- Sequence; - BLASTP hit: hover for score (Low score = Light, High score = Dark); - hypothetical protein; - cds: hover for description
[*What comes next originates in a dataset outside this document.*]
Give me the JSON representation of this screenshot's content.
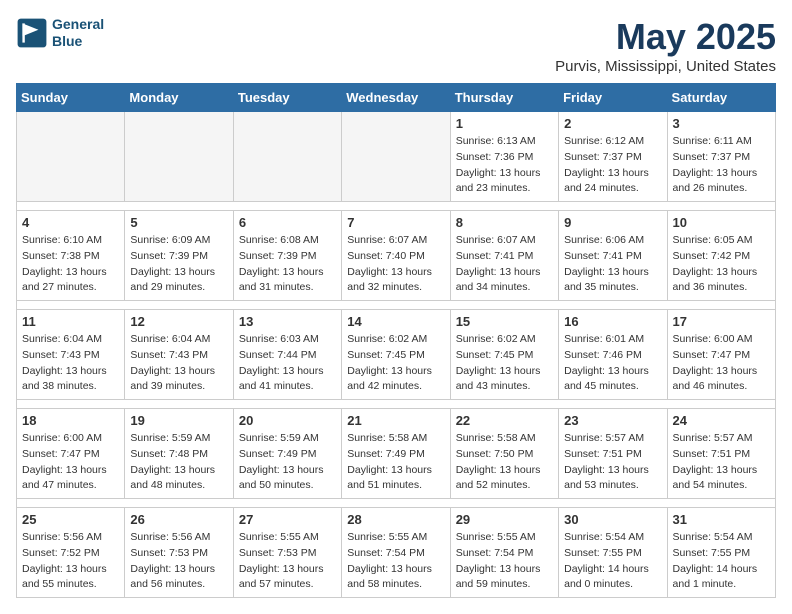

General Information: This strain was isolated from a patient in 1994. Opportunistic pathogen that causes multiple hospital-acquired infections. This organism is the most medically important organism within the genus Klebsiella. It is an environmental organism found in water, soil, and on the surface of plants. Several strains have been isolated from plant tissues and are nitrogen-fixing endophytes that may be a source of nitrogen for the plant. Other strains can become opportunistic pathogens which infect humans, and typically causes hospital-acquired infections in immunocompromised patients. Major sites of infection include the lungs, where it causes a type of pneumonia, and urinary tract infections. Klebsiella can also enter the bloodstream (bacterimia) and cause sepsis. The pathogen can also infect animals and cause inflammation of the uterus in horses as well as more generalized infections in other mammals. This organism expresses numerous pathogenicity factors, including multiple adhesins, capsular polysaccharide, siderophores, and lipopolysaccharide for the evasion of host defenses. The multiple antibiotic resistance genes carried on the chromosome inhibit efforts to clear the organism from infected patients via antibiotic use.